● **Items from an interface collection**:
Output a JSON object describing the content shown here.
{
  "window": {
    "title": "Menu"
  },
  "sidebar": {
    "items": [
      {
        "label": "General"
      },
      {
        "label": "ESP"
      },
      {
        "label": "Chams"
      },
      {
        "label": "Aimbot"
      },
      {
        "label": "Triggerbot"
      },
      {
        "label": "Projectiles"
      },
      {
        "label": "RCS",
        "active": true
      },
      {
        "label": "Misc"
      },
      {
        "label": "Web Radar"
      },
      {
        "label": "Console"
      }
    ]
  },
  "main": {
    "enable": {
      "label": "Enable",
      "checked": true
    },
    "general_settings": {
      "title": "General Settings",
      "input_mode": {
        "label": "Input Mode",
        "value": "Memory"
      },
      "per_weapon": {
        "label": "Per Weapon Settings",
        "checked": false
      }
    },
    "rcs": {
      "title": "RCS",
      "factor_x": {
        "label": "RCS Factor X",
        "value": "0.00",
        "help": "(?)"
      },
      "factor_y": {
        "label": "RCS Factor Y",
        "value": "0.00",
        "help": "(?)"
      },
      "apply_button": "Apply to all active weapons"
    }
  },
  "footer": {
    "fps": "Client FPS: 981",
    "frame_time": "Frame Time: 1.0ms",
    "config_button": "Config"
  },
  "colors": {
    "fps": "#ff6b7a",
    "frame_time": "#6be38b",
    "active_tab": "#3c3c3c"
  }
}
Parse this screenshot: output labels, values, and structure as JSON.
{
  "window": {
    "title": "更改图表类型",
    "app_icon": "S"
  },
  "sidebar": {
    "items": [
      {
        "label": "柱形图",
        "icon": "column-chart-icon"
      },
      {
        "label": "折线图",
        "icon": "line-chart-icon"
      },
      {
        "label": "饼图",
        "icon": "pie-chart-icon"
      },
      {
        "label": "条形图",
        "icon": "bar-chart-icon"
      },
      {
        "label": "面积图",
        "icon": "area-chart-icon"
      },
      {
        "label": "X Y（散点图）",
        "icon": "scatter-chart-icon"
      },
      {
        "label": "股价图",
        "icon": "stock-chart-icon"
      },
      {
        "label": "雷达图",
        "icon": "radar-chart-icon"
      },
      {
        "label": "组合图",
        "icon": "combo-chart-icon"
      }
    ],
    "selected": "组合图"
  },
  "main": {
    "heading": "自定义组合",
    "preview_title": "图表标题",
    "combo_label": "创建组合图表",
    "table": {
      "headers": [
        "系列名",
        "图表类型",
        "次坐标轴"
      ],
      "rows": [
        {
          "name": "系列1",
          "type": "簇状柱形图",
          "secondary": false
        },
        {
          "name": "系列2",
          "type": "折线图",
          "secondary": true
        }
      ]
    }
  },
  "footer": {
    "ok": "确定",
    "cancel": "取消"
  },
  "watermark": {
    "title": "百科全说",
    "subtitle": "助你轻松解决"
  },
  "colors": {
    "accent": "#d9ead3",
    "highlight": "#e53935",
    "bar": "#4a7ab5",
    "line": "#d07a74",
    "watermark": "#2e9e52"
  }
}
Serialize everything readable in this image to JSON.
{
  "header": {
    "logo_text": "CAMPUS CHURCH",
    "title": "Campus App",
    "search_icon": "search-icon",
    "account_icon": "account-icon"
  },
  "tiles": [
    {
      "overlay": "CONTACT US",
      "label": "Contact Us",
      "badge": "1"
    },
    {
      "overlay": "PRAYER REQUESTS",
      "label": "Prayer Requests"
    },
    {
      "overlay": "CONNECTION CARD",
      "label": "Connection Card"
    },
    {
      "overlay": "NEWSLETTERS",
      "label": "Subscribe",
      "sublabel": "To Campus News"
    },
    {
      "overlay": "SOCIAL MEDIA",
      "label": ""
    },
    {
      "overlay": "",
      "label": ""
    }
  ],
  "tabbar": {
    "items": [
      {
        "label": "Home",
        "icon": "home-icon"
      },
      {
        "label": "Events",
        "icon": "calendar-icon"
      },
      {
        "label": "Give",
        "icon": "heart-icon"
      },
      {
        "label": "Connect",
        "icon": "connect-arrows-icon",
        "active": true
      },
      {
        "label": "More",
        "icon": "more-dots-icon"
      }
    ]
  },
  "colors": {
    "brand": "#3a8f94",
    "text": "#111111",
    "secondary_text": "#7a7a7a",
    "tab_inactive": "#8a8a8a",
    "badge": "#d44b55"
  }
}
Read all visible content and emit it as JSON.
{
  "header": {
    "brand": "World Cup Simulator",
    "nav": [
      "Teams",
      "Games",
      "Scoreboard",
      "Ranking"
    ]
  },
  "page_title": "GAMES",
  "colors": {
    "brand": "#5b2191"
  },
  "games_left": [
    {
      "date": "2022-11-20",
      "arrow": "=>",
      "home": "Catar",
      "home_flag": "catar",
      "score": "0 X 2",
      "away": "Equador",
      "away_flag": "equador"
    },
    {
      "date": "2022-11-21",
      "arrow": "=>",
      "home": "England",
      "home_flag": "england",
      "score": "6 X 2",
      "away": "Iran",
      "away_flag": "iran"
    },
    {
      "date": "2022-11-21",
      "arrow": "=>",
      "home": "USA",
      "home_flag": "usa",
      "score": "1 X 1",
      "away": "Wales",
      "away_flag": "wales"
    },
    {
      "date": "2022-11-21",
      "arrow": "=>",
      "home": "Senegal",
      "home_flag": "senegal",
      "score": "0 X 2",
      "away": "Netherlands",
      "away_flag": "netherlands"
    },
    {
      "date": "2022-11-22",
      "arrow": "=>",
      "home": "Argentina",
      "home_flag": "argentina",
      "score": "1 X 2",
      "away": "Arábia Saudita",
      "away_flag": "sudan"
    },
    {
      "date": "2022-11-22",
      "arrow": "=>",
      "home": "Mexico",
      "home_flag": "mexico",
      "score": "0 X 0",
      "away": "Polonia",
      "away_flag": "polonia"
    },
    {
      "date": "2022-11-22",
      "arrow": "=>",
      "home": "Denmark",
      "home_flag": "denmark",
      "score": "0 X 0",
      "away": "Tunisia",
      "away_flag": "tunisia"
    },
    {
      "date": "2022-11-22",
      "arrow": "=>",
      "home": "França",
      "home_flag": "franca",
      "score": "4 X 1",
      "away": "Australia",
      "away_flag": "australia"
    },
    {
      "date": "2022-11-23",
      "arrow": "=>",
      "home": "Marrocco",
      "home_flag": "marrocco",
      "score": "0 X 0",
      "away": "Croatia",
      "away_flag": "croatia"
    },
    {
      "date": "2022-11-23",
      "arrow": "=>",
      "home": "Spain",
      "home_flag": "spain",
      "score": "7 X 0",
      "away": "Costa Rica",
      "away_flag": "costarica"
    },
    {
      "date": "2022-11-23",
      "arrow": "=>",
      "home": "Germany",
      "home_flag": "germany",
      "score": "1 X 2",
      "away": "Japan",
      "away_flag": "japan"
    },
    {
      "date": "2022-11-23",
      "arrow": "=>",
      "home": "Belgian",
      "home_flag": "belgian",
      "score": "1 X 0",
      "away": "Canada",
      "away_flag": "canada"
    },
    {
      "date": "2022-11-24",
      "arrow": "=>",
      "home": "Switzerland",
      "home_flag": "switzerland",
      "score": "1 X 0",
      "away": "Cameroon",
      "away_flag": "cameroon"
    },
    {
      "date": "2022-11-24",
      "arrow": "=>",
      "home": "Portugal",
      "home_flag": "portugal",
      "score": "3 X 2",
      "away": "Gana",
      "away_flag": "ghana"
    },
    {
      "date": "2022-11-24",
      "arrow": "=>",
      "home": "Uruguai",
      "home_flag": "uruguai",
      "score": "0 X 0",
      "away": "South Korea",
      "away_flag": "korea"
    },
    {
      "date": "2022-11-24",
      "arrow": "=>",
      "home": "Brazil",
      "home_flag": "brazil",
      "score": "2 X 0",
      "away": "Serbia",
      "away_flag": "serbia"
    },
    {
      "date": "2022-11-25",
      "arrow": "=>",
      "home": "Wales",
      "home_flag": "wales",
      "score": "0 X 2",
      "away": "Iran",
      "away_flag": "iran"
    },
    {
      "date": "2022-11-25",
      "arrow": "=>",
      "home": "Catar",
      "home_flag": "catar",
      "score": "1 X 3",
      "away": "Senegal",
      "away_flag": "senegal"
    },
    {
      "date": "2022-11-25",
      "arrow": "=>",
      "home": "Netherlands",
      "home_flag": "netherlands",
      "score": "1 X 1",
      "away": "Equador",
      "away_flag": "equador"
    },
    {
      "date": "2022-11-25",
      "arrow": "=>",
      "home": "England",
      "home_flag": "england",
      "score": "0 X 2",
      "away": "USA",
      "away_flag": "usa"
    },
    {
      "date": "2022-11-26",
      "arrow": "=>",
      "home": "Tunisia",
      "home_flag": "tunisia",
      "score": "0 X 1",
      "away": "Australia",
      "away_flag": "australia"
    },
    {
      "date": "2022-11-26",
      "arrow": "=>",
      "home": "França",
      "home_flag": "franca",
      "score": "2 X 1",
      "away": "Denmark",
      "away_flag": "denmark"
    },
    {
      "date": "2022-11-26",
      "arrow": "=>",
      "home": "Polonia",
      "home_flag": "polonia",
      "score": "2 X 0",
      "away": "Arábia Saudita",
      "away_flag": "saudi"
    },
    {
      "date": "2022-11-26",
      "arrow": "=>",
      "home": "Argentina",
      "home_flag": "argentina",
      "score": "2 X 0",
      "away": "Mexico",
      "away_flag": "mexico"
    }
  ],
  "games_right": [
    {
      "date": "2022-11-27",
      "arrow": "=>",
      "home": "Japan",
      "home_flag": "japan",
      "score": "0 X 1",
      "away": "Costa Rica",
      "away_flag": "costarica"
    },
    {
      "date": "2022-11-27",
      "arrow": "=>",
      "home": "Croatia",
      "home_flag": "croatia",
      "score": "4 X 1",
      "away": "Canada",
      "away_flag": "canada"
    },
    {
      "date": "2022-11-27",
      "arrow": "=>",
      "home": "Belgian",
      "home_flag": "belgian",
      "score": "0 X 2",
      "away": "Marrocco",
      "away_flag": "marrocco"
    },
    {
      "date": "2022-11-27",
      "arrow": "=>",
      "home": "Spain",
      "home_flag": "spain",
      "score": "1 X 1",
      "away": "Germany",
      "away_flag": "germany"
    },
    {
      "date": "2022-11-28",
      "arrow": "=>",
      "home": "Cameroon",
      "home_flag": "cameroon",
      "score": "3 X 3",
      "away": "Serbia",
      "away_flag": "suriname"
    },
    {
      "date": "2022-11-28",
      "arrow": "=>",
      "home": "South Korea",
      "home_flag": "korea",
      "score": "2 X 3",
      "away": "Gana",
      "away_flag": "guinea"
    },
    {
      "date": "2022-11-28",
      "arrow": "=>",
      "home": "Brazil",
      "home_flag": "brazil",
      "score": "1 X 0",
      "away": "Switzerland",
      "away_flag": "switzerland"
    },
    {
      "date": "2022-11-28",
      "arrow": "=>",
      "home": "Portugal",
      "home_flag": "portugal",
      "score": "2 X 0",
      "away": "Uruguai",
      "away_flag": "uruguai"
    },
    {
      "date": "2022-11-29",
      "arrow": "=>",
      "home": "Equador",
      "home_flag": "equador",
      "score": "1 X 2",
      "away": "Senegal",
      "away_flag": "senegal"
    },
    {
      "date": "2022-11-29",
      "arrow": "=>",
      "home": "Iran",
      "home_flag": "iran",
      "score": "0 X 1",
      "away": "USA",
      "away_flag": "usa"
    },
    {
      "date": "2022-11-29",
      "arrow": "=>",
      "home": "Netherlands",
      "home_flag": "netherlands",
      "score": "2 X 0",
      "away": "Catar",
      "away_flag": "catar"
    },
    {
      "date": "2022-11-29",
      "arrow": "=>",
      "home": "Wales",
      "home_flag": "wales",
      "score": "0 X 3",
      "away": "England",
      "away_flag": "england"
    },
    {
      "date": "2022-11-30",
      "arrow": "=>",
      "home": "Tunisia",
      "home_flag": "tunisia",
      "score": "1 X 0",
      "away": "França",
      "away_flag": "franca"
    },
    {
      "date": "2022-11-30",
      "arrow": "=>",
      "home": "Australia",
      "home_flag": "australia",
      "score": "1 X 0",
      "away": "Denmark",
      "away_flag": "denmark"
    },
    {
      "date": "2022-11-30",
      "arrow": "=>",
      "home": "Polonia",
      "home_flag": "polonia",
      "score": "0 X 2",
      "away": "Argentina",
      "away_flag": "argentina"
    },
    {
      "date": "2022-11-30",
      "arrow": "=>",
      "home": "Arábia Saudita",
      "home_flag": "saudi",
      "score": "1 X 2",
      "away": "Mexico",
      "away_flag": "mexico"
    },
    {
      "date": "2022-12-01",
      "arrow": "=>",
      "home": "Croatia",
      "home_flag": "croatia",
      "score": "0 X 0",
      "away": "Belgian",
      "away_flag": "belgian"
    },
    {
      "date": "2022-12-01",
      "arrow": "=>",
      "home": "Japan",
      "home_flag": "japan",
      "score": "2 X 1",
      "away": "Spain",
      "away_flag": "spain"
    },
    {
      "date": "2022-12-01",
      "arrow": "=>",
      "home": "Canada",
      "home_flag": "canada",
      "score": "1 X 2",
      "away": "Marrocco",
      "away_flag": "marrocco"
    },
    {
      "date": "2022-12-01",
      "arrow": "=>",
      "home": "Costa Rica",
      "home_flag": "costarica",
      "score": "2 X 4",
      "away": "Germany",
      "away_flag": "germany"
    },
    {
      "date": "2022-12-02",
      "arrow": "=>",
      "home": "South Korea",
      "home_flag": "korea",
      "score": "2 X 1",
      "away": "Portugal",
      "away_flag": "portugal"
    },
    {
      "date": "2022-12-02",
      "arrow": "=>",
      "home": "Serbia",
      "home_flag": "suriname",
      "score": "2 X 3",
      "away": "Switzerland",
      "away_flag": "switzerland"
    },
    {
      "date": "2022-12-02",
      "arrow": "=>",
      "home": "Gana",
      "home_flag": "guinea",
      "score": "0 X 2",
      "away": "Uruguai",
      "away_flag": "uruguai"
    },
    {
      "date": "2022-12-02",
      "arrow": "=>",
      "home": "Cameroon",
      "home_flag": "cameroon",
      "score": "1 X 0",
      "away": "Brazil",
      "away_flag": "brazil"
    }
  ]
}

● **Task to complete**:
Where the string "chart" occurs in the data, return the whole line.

● **Response area**:
        "icon": "column-chart-icon"
        "icon": "line-chart-icon"
        "icon": "pie-chart-icon"
        "icon": "bar-chart-icon"
        "icon": "area-chart-icon"
        "icon": "scatter-chart-icon"
        "icon": "stock-chart-icon"
        "icon": "radar-chart-icon"
        "icon": "combo-chart-icon"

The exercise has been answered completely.